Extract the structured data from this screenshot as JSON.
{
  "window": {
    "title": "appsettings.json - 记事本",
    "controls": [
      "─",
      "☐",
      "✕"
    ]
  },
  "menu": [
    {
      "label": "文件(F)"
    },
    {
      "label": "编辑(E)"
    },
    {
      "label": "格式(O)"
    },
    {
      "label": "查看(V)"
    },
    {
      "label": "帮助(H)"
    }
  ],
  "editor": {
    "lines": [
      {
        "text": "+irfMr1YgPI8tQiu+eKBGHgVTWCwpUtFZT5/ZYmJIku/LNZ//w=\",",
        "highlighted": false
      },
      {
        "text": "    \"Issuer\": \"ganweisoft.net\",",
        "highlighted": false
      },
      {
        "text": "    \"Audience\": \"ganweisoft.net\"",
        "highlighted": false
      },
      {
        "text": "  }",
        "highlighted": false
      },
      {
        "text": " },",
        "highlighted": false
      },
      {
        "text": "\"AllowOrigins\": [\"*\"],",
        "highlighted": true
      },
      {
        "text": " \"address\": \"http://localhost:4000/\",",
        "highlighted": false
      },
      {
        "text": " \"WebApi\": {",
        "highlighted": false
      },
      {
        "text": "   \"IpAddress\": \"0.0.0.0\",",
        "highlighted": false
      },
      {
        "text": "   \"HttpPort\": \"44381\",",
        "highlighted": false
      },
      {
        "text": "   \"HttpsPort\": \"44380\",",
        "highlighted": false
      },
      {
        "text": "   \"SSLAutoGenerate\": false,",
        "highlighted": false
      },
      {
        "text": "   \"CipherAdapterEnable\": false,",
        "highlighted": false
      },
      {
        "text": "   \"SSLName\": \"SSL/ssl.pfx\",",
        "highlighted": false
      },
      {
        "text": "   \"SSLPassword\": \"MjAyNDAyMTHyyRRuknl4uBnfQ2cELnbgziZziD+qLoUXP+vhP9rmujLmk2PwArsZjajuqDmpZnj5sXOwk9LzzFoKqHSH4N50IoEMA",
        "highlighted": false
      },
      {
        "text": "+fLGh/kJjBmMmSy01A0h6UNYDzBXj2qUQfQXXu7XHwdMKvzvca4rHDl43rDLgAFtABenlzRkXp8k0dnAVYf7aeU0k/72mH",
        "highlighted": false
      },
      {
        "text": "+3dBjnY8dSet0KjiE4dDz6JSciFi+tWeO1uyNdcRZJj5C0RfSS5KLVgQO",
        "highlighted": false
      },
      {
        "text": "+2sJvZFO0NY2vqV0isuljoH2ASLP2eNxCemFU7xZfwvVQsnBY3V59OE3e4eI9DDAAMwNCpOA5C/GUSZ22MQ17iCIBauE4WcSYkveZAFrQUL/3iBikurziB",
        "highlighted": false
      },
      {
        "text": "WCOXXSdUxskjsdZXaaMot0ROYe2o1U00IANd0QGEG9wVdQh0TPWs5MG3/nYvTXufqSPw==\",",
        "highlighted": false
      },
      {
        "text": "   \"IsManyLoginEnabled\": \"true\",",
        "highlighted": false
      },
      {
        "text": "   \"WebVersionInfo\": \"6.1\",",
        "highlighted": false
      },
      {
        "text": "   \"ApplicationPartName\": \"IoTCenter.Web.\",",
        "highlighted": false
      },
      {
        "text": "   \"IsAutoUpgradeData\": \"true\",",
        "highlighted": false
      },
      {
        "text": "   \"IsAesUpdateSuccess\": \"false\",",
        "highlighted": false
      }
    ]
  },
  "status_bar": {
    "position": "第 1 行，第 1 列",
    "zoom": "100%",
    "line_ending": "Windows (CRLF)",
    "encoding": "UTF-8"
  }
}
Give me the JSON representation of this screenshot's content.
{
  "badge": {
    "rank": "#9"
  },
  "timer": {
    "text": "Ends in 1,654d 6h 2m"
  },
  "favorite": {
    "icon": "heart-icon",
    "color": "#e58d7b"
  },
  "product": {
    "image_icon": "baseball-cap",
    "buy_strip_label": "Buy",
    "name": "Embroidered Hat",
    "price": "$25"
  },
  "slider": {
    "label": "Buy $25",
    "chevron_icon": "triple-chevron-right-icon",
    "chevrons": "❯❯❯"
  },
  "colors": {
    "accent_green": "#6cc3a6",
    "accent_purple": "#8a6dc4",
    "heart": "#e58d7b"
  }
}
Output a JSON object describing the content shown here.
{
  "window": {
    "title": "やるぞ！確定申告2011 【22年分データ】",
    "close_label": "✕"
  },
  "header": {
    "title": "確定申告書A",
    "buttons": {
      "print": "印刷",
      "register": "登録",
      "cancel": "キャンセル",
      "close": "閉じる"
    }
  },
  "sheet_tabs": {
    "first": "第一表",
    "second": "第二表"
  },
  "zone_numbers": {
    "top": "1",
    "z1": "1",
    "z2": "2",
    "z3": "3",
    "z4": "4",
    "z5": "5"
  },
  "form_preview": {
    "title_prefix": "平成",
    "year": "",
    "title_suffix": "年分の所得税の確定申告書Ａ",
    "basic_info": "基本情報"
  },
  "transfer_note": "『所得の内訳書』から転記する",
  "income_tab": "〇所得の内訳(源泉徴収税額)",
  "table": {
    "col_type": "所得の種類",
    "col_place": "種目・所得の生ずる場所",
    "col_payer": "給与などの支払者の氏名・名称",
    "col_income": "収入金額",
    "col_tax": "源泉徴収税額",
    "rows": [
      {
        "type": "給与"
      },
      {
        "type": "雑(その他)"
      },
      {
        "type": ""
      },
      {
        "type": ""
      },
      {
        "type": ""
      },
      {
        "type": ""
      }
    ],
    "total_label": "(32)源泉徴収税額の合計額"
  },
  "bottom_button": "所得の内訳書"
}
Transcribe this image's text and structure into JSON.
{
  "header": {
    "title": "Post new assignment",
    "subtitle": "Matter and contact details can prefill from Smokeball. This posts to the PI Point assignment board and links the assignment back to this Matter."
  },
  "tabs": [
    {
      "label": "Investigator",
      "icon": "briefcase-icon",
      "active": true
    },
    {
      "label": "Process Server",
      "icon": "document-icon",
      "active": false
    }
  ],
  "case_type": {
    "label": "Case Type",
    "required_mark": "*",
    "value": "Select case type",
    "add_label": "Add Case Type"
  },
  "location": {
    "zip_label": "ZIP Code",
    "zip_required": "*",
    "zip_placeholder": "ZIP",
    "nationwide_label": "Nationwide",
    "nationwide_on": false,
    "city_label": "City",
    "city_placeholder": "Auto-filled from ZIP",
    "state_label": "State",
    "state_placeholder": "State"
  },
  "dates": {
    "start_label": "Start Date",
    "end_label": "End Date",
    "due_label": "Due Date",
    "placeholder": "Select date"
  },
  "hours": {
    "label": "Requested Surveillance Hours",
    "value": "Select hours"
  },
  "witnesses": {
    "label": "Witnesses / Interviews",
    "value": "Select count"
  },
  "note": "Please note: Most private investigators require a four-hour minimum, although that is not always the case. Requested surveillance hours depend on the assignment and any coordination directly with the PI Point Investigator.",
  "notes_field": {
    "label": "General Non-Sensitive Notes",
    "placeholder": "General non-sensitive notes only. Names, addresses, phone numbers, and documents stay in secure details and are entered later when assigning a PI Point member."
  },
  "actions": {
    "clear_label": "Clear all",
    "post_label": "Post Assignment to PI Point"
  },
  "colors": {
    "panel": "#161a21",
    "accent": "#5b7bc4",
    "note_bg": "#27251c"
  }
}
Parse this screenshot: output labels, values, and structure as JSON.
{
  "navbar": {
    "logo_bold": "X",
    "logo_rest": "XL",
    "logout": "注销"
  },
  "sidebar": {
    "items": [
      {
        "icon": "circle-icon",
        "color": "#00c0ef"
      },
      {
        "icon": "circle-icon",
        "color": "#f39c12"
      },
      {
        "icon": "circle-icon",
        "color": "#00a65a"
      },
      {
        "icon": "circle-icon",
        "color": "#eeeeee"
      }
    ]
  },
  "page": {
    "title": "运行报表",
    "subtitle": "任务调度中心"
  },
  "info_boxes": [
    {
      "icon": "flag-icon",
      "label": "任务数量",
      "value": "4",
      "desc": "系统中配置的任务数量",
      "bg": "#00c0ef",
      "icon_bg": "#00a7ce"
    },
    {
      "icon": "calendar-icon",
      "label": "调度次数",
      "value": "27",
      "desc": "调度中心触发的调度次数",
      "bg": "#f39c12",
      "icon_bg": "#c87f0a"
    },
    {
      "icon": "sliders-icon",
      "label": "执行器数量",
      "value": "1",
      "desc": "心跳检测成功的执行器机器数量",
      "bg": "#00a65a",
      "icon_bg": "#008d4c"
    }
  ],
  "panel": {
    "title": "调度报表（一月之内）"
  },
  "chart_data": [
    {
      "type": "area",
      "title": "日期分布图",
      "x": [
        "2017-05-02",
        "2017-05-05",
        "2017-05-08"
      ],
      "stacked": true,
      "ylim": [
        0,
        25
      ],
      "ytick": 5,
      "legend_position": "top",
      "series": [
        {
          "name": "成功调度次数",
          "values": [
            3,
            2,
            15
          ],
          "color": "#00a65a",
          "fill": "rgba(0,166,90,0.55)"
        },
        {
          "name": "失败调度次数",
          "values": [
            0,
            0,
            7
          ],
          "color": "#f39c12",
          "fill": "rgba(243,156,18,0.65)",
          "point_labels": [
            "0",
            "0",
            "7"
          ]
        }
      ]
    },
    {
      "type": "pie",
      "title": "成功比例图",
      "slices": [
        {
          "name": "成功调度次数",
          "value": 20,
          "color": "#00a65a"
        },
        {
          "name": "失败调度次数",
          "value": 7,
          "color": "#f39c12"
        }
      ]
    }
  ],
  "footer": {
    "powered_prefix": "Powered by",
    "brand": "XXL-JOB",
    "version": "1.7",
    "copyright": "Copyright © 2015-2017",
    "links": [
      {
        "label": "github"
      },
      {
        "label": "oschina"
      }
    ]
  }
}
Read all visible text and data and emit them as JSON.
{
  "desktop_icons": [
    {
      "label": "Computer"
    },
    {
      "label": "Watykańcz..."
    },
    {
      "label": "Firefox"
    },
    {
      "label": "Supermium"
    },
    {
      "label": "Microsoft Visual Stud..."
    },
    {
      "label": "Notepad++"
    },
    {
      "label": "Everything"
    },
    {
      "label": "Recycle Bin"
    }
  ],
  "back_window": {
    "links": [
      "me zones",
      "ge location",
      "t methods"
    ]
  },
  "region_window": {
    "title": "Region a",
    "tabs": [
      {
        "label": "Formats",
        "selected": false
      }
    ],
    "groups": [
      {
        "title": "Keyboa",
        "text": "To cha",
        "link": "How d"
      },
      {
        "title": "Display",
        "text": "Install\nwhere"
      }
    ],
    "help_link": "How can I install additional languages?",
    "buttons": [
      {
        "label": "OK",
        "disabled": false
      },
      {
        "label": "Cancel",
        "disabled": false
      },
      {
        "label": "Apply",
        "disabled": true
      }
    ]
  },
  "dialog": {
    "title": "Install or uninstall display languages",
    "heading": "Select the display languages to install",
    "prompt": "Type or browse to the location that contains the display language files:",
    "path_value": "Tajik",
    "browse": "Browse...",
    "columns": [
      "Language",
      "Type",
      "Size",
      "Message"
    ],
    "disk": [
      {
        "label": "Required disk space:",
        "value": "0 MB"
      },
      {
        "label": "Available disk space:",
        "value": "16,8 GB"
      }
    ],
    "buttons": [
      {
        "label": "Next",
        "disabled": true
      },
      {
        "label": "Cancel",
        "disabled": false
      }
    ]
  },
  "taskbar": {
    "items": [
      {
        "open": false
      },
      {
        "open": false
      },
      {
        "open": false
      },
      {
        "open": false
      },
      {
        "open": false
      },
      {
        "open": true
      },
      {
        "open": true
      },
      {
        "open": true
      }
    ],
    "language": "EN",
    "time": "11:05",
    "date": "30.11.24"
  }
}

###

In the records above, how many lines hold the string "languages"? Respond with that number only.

- **RESULT OF THE EXERCISE**:
3